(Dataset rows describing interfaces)
**********

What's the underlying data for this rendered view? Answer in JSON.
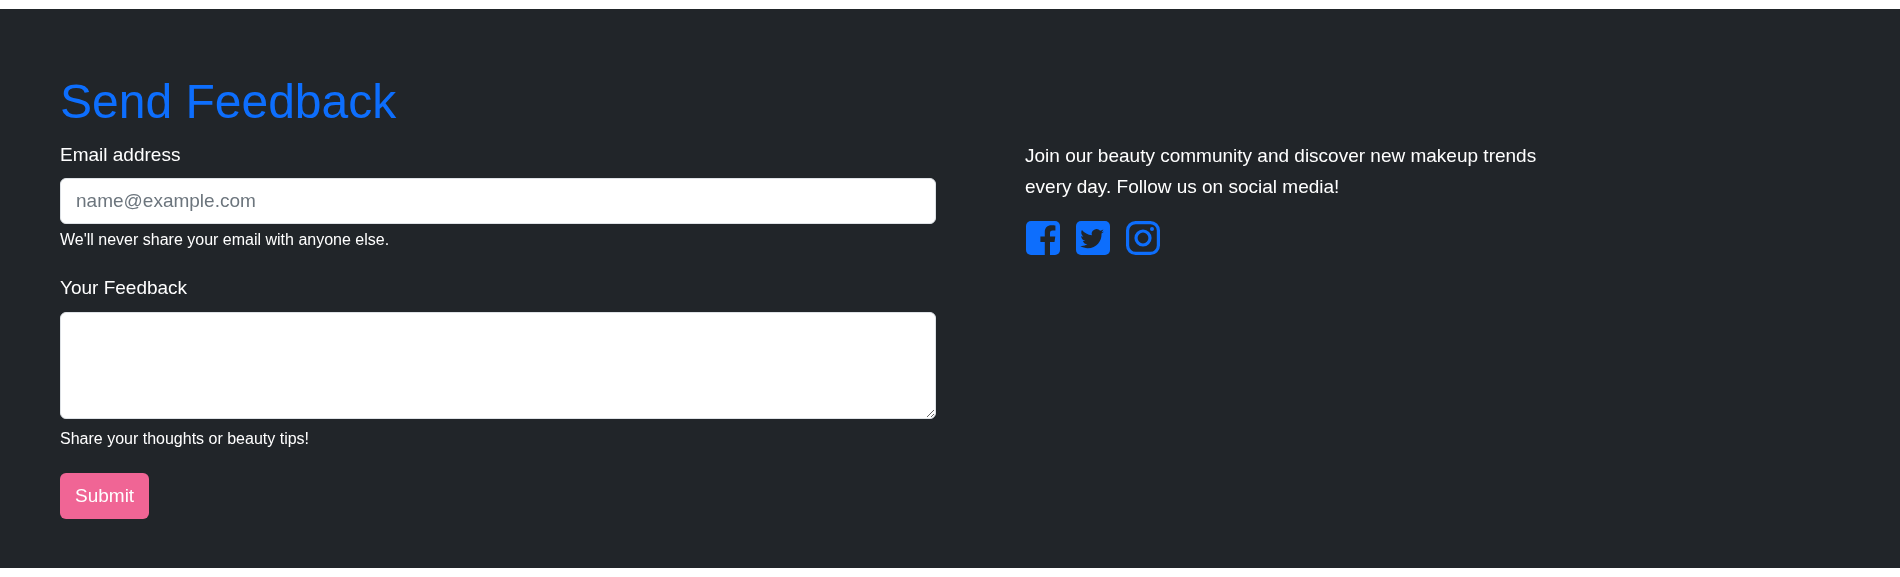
{
  "form": {
    "title": "Send Feedback",
    "email": {
      "label": "Email address",
      "placeholder": "name@example.com",
      "help": "We'll never share your email with anyone else."
    },
    "feedback": {
      "label": "Your Feedback",
      "help": "Share your thoughts or beauty tips!"
    },
    "submit": "Submit"
  },
  "about": {
    "text": "Join our beauty community and discover new makeup trends every day. Follow us on social media!",
    "social_links": [
      {
        "kind": "facebook"
      },
      {
        "kind": "twitter"
      },
      {
        "kind": "instagram"
      }
    ]
  }
}
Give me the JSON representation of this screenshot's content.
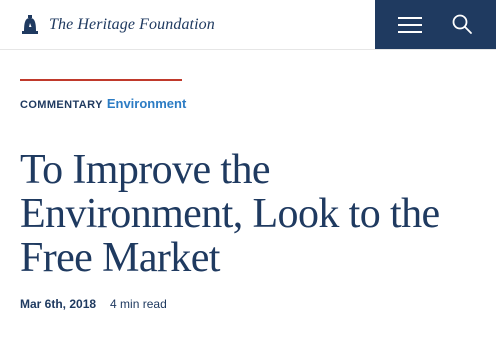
{
  "header": {
    "site_name": "The Heritage Foundation",
    "logo_icon": "liberty-bell-icon",
    "menu_icon": "hamburger-menu-icon",
    "search_icon": "search-icon",
    "actions_bg_color": "#1f3a60"
  },
  "article": {
    "type_label": "COMMENTARY",
    "topic_label": "Environment",
    "title": "To Improve the Environment, Look to the Free Market",
    "date": "Mar 6th, 2018",
    "read_time": "4 min read"
  },
  "colors": {
    "brand_navy": "#1f3a60",
    "accent_red": "#c0392b",
    "topic_blue": "#2c7cc4"
  }
}
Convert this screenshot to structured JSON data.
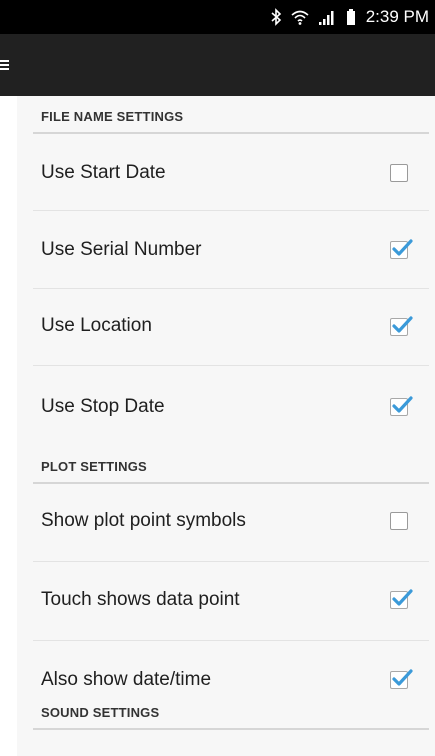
{
  "status_bar": {
    "time": "2:39 PM",
    "icons": [
      "bluetooth-icon",
      "wifi-icon",
      "signal-icon",
      "battery-icon"
    ]
  },
  "app_bar": {
    "menu_icon": "hamburger-menu-icon"
  },
  "colors": {
    "check_accent": "#3b9ad9",
    "app_bar": "#212121",
    "status_bar": "#000000",
    "content_bg": "#f7f7f7"
  },
  "sections": {
    "file_name": {
      "header": "FILE NAME SETTINGS",
      "items": [
        {
          "label": "Use Start Date",
          "checked": false
        },
        {
          "label": "Use Serial Number",
          "checked": true
        },
        {
          "label": "Use Location",
          "checked": true
        },
        {
          "label": "Use Stop Date",
          "checked": true
        }
      ]
    },
    "plot": {
      "header": "PLOT SETTINGS",
      "items": [
        {
          "label": "Show plot point symbols",
          "checked": false
        },
        {
          "label": "Touch shows data point",
          "checked": true
        },
        {
          "label": "Also show date/time",
          "checked": true
        }
      ]
    },
    "sound": {
      "header": "SOUND SETTINGS"
    }
  }
}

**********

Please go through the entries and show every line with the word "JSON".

What's the underlying data for this rendered view? Answer in JSON.
Give me the JSON representation of this screenshot's content.
Convert this screenshot to structured JSON data.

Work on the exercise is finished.